The Internet and rapidly evolving technology is quickly changing how people receive news and how journalists deliver it. There are now more ways to tell a story than ever before. One school in Los Angeles is teaching the next generation of journalists with the help of a state-of-the-art newsroom. Elizabeth Lee has this report.
Video

Video Turkmen From Amerli Describe Survival of IS Siege

Over the past few weeks, hundreds of Shi'ite Turkmen have fled the town of Amerli seeking refuge in the northern city of Kirkuk. Despite recent military gains after U.S. airstrikes that were coordinated with Iraqi and Kurdish forces, the situation remains dire for Amerli’s residents. Sebastian Meyer went to Kirkuk for VOA to speak to those who managed to escape.
Video

Video West Africa Ebola Vaccine Trials Possible by Early 2015

A U.S. health agency is speeding up clinical trials of a possible vaccine against the deadly Ebola virus that so far has killed more than 1,500 people in West Africa. If successful, the next step would be a larger trial in countries where the outbreak is occurring. VOA's Carol Pearson has more.
Video

Video Survivors Commemorate 70th Anniversary of Nazi Liquidation of Jewish Ghetto

When the German Nazi army occupied the Polish city of Lodz in 1939, it marked the beginning of a long nightmare for the Jewish community that once made up one third of the population. Roughly 200,000 people were forced into the Lodz Ghetto. Less than 7,000 survived. As VOA’s Kane Farabaugh reports, some survivors gathered at the Union League Club in Chicago on the 70th anniversary of the liquidation of the Lodz Ghetto to remember those who suffered at the hands of the Nazi regime.
Video

Video Cost to Raise Child in US Continues to Rise

The cost of raising a child in the United States continues to rise. In its latest annual report, the U.S. Department of Agriculture says middle income families with a child born in 2013 can expect to spend more than $240,000 before that child turns 18. And sending that child to college more than doubles that amount. VOA’s Deborah Block visited with a couple with one child in Alexandria, Virginia, to learn if the report reflects their lifestyle.
Video

Video Chaotic Afghan Vote Recount Threatens Nation’s Future

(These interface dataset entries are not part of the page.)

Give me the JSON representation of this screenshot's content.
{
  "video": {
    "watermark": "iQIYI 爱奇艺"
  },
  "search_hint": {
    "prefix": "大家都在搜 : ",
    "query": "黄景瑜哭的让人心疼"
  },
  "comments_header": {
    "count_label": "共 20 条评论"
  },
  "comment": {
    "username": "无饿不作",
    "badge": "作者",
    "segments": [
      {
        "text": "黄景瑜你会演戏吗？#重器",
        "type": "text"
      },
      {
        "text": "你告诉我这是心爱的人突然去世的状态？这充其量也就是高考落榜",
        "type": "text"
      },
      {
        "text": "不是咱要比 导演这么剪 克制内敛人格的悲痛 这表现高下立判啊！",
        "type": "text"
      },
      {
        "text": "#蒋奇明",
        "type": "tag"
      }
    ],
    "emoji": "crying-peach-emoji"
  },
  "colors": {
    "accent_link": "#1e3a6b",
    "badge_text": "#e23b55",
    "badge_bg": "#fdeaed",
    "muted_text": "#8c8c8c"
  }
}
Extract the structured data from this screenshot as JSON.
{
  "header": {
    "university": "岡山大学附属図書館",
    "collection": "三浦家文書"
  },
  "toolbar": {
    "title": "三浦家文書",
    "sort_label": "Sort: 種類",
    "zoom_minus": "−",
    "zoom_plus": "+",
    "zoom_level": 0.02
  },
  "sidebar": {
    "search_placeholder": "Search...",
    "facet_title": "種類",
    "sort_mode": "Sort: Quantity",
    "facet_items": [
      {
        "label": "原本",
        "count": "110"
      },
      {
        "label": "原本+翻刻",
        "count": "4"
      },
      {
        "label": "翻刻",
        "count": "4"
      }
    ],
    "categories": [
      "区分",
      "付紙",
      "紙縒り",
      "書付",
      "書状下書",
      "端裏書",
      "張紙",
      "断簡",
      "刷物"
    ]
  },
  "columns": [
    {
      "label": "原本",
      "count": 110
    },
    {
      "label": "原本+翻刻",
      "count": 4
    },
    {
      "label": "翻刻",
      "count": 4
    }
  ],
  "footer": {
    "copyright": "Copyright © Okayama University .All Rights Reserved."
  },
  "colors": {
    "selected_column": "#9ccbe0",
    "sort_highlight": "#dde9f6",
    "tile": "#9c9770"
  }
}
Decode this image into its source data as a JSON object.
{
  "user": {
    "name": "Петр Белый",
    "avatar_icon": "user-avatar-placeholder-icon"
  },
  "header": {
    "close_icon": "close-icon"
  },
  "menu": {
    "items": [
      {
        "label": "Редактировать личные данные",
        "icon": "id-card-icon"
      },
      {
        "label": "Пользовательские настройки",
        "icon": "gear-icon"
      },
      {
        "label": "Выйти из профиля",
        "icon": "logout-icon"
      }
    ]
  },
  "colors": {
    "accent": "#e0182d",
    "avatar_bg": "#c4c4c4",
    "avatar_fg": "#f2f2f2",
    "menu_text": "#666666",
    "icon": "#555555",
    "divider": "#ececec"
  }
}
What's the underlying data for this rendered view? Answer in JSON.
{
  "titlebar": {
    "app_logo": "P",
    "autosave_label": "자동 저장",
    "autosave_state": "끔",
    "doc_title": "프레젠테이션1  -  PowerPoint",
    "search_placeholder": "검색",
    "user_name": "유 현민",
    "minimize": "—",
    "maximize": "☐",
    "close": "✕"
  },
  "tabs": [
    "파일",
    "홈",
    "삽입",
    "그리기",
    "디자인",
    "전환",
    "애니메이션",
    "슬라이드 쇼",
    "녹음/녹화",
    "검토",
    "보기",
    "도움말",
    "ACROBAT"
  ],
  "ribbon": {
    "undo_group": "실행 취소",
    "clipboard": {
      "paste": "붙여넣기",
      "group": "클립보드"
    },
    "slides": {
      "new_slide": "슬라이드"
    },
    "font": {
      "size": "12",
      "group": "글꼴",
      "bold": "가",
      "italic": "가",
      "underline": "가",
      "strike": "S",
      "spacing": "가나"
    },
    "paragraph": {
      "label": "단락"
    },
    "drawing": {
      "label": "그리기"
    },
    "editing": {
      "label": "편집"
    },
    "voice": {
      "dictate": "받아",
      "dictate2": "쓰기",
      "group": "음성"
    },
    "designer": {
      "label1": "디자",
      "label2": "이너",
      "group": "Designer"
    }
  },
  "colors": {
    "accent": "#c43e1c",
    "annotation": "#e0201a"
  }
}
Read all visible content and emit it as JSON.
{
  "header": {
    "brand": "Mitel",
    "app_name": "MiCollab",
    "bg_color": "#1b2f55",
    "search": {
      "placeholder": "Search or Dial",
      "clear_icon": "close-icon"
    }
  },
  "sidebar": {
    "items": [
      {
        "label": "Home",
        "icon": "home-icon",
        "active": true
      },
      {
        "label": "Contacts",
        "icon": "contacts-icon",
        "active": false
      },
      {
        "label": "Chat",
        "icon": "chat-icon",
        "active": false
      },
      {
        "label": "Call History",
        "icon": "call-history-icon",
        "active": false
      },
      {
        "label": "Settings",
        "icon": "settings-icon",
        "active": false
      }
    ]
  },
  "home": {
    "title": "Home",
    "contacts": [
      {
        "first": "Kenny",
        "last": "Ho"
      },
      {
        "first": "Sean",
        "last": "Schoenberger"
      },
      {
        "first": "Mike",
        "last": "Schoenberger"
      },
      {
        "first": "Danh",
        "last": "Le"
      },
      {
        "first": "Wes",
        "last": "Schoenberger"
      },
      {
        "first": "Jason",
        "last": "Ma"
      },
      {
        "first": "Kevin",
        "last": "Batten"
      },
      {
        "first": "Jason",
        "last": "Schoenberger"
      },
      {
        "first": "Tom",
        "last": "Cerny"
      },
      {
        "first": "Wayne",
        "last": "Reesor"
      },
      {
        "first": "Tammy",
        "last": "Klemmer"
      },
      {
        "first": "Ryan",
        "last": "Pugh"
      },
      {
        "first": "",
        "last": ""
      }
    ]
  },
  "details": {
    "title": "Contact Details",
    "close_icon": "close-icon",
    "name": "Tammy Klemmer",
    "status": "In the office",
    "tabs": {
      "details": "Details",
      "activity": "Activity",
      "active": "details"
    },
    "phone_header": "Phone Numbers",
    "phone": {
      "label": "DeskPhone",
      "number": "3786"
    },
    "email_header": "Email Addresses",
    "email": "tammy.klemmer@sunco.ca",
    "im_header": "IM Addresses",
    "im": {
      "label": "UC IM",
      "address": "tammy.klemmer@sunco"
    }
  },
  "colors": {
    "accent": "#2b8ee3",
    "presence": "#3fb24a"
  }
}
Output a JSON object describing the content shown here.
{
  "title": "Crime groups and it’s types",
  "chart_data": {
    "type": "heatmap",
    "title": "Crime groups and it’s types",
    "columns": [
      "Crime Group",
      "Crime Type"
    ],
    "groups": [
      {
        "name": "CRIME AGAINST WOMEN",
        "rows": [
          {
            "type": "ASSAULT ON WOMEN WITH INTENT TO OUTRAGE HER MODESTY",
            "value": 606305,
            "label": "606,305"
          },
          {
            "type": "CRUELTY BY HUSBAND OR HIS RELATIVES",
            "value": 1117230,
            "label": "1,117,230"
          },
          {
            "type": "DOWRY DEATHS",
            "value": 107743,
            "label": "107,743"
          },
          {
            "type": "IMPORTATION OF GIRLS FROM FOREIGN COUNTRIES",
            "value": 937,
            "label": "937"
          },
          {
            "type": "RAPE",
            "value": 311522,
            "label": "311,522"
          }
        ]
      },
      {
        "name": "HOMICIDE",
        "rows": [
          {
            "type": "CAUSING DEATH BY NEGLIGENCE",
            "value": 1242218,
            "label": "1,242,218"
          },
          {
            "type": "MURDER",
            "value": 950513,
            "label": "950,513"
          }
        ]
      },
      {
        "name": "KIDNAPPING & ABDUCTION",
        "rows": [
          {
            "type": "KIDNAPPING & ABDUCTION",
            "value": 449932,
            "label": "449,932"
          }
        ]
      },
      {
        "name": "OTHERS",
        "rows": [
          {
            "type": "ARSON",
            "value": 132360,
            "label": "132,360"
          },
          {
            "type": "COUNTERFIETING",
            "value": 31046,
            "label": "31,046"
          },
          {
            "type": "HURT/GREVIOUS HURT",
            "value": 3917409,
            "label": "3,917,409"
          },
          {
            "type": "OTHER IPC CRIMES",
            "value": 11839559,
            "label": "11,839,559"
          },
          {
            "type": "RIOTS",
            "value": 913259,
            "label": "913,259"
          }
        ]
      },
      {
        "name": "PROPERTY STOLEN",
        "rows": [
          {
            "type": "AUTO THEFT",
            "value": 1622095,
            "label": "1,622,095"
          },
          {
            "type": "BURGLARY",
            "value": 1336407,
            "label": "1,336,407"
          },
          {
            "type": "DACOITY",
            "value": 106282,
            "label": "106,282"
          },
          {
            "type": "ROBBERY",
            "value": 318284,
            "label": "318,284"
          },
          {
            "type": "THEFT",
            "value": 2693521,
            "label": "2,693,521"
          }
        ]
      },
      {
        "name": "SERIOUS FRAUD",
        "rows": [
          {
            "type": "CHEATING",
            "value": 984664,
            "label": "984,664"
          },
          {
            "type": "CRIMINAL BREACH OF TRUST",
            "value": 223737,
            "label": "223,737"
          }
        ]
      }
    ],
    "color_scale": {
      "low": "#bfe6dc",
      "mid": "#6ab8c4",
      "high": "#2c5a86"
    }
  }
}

Afghanistan’s troubled presidential election continues to be rocked by turmoil as an audit of the ballots drags on. The U.N. says the recount will not be completed before September 10. Observers say repeated disputes and delays are threatening the orderly transfer of power and could have dangerous consequences. VOA correspondent Meredith Buel reports.

AppleAndroid